Top of Supplied data
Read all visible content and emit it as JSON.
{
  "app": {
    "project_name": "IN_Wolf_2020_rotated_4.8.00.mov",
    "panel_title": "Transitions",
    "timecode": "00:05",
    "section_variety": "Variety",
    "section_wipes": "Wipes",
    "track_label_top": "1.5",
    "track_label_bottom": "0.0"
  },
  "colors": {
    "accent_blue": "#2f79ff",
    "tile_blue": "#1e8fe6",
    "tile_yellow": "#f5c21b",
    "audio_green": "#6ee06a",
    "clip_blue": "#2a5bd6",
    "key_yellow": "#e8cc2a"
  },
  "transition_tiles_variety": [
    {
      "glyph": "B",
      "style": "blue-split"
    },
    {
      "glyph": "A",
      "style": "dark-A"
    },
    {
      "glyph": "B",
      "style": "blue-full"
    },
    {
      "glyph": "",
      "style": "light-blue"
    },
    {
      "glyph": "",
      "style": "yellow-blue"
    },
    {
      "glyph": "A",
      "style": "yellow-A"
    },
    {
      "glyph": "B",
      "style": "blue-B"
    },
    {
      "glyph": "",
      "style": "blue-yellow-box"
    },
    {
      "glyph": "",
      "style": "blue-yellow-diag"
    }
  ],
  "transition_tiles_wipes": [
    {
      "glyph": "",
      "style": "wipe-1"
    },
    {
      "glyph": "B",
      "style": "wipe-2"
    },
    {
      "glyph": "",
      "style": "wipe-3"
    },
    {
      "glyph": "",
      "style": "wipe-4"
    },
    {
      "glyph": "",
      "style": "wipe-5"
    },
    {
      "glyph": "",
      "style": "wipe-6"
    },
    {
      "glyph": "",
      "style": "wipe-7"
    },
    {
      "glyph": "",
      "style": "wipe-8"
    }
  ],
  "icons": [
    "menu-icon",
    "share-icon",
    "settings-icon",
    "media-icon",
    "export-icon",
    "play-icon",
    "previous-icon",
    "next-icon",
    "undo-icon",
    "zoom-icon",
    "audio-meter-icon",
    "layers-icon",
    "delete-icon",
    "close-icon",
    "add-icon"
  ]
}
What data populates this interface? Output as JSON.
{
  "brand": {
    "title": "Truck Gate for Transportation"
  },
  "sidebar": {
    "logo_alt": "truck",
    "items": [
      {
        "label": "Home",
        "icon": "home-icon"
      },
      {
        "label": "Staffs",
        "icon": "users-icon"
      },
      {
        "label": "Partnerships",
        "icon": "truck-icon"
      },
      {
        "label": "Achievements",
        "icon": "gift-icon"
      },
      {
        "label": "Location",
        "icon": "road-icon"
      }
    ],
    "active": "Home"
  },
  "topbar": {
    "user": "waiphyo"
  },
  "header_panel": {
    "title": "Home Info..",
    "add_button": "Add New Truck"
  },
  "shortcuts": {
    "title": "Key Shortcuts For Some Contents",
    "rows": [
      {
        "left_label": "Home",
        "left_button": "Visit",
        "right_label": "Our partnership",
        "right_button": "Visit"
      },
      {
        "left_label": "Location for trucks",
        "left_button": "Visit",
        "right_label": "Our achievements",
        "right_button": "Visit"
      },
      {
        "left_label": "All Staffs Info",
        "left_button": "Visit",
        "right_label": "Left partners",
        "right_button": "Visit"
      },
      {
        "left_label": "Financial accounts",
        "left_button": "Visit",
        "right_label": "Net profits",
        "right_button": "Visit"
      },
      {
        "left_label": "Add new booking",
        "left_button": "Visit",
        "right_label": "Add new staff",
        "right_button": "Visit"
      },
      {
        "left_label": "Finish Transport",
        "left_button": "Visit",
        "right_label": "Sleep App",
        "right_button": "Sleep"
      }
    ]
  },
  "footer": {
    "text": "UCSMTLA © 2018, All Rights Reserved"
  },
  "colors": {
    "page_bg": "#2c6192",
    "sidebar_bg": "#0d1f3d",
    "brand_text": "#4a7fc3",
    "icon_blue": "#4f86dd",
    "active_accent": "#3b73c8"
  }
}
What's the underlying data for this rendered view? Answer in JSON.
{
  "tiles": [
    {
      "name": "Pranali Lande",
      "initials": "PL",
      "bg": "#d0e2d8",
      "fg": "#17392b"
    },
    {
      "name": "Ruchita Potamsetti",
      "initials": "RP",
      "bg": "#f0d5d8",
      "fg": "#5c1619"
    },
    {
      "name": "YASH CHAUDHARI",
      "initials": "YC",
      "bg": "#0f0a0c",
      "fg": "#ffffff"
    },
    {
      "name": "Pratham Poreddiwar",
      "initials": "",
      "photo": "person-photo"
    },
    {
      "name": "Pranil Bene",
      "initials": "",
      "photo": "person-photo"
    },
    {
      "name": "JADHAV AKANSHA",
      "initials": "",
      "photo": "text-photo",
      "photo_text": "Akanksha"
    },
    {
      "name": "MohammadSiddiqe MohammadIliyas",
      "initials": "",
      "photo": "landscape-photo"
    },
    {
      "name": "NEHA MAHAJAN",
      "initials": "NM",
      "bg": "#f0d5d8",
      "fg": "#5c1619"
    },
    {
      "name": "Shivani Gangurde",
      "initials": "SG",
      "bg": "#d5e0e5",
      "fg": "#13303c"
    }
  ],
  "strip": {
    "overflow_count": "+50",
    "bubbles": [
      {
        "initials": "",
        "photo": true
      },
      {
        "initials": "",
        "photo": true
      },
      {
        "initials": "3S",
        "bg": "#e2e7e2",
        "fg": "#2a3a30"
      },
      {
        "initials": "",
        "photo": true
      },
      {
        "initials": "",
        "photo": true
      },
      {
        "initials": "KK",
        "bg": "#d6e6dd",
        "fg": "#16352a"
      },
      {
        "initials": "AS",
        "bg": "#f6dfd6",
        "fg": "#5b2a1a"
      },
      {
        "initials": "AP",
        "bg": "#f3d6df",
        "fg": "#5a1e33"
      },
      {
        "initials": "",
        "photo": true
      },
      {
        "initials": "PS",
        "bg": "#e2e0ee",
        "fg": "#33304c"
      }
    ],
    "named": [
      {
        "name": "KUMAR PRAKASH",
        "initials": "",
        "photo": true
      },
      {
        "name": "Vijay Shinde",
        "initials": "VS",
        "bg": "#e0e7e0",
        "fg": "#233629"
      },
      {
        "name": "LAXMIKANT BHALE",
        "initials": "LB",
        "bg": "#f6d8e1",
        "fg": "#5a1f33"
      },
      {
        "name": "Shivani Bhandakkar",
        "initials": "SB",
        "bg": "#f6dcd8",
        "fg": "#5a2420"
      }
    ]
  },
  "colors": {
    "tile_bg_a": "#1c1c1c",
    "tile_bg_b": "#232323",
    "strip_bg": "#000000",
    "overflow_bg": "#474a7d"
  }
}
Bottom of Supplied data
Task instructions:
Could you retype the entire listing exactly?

Written response:
Read all visible content and emit it as JSON.
{
  "app": {
    "project_name": "IN_Wolf_2020_rotated_4.8.00.mov",
    "panel_title": "Transitions",
    "timecode": "00:05",
    "section_variety": "Variety",
    "section_wipes": "Wipes",
    "track_label_top": "1.5",
    "track_label_bottom": "0.0"
  },
  "colors": {
    "accent_blue": "#2f79ff",
    "tile_blue": "#1e8fe6",
    "tile_yellow": "#f5c21b",
    "audio_green": "#6ee06a",
    "clip_blue": "#2a5bd6",
    "key_yellow": "#e8cc2a"
  },
  "transition_tiles_variety": [
    {
      "glyph": "B",
      "style": "blue-split"
    },
    {
      "glyph": "A",
      "style": "dark-A"
    },
    {
      "glyph": "B",
      "style": "blue-full"
    },
    {
      "glyph": "",
      "style": "light-blue"
    },
    {
      "glyph": "",
      "style": "yellow-blue"
    },
    {
      "glyph": "A",
      "style": "yellow-A"
    },
    {
      "glyph": "B",
      "style": "blue-B"
    },
    {
      "glyph": "",
      "style": "blue-yellow-box"
    },
    {
      "glyph": "",
      "style": "blue-yellow-diag"
    }
  ],
  "transition_tiles_wipes": [
    {
      "glyph": "",
      "style": "wipe-1"
    },
    {
      "glyph": "B",
      "style": "wipe-2"
    },
    {
      "glyph": "",
      "style": "wipe-3"
    },
    {
      "glyph": "",
      "style": "wipe-4"
    },
    {
      "glyph": "",
      "style": "wipe-5"
    },
    {
      "glyph": "",
      "style": "wipe-6"
    },
    {
      "glyph": "",
      "style": "wipe-7"
    },
    {
      "glyph": "",
      "style": "wipe-8"
    }
  ],
  "icons": [
    "menu-icon",
    "share-icon",
    "settings-icon",
    "media-icon",
    "export-icon",
    "play-icon",
    "previous-icon",
    "next-icon",
    "undo-icon",
    "zoom-icon",
    "audio-meter-icon",
    "layers-icon",
    "delete-icon",
    "close-icon",
    "add-icon"
  ]
}
What data populates this interface? Output as JSON.
{
  "brand": {
    "title": "Truck Gate for Transportation"
  },
  "sidebar": {
    "logo_alt": "truck",
    "items": [
      {
        "label": "Home",
        "icon": "home-icon"
      },
      {
        "label": "Staffs",
        "icon": "users-icon"
      },
      {
        "label": "Partnerships",
        "icon": "truck-icon"
      },
      {
        "label": "Achievements",
        "icon": "gift-icon"
      },
      {
        "label": "Location",
        "icon": "road-icon"
      }
    ],
    "active": "Home"
  },
  "topbar": {
    "user": "waiphyo"
  },
  "header_panel": {
    "title": "Home Info..",
    "add_button": "Add New Truck"
  },
  "shortcuts": {
    "title": "Key Shortcuts For Some Contents",
    "rows": [
      {
        "left_label": "Home",
        "left_button": "Visit",
        "right_label": "Our partnership",
        "right_button": "Visit"
      },
      {
        "left_label": "Location for trucks",
        "left_button": "Visit",
        "right_label": "Our achievements",
        "right_button": "Visit"
      },
      {
        "left_label": "All Staffs Info",
        "left_button": "Visit",
        "right_label": "Left partners",
        "right_button": "Visit"
      },
      {
        "left_label": "Financial accounts",
        "left_button": "Visit",
        "right_label": "Net profits",
        "right_button": "Visit"
      },
      {
        "left_label": "Add new booking",
        "left_button": "Visit",
        "right_label": "Add new staff",
        "right_button": "Visit"
      },
      {
        "left_label": "Finish Transport",
        "left_button": "Visit",
        "right_label": "Sleep App",
        "right_button": "Sleep"
      }
    ]
  },
  "footer": {
    "text": "UCSMTLA © 2018, All Rights Reserved"
  },
  "colors": {
    "page_bg": "#2c6192",
    "sidebar_bg": "#0d1f3d",
    "brand_text": "#4a7fc3",
    "icon_blue": "#4f86dd",
    "active_accent": "#3b73c8"
  }
}
What's the underlying data for this rendered view? Answer in JSON.
{
  "tiles": [
    {
      "name": "Pranali Lande",
      "initials": "PL",
      "bg": "#d0e2d8",
      "fg": "#17392b"
    },
    {
      "name": "Ruchita Potamsetti",
      "initials": "RP",
      "bg": "#f0d5d8",
      "fg": "#5c1619"
    },
    {
      "name": "YASH CHAUDHARI",
      "initials": "YC",
      "bg": "#0f0a0c",
      "fg": "#ffffff"
    },
    {
      "name": "Pratham Poreddiwar",
      "initials": "",
      "photo": "person-photo"
    },
    {
      "name": "Pranil Bene",
      "initials": "",
      "photo": "person-photo"
    },
    {
      "name": "JADHAV AKANSHA",
      "initials": "",
      "photo": "text-photo",
      "photo_text": "Akanksha"
    },
    {
      "name": "MohammadSiddiqe MohammadIliyas",
      "initials": "",
      "photo": "landscape-photo"
    },
    {
      "name": "NEHA MAHAJAN",
      "initials": "NM",
      "bg": "#f0d5d8",
      "fg": "#5c1619"
    },
    {
      "name": "Shivani Gangurde",
      "initials": "SG",
      "bg": "#d5e0e5",
      "fg": "#13303c"
    }
  ],
  "strip": {
    "overflow_count": "+50",
    "bubbles": [
      {
        "initials": "",
        "photo": true
      },
      {
        "initials": "",
        "photo": true
      },
      {
        "initials": "3S",
        "bg": "#e2e7e2",
        "fg": "#2a3a30"
      },
      {
        "initials": "",
        "photo": true
      },
      {
        "initials": "",
        "photo": true
      },
      {
        "initials": "KK",
        "bg": "#d6e6dd",
        "fg": "#16352a"
      },
      {
        "initials": "AS",
        "bg": "#f6dfd6",
        "fg": "#5b2a1a"
      },
      {
        "initials": "AP",
        "bg": "#f3d6df",
        "fg": "#5a1e33"
      },
      {
        "initials": "",
        "photo": true
      },
      {
        "initials": "PS",
        "bg": "#e2e0ee",
        "fg": "#33304c"
      }
    ],
    "named": [
      {
        "name": "KUMAR PRAKASH",
        "initials": "",
        "photo": true
      },
      {
        "name": "Vijay Shinde",
        "initials": "VS",
        "bg": "#e0e7e0",
        "fg": "#233629"
      },
      {
        "name": "LAXMIKANT BHALE",
        "initials": "LB",
        "bg": "#f6d8e1",
        "fg": "#5a1f33"
      },
      {
        "name": "Shivani Bhandakkar",
        "initials": "SB",
        "bg": "#f6dcd8",
        "fg": "#5a2420"
      }
    ]
  },
  "colors": {
    "tile_bg_a": "#1c1c1c",
    "tile_bg_b": "#232323",
    "strip_bg": "#000000",
    "overflow_bg": "#474a7d"
  }
}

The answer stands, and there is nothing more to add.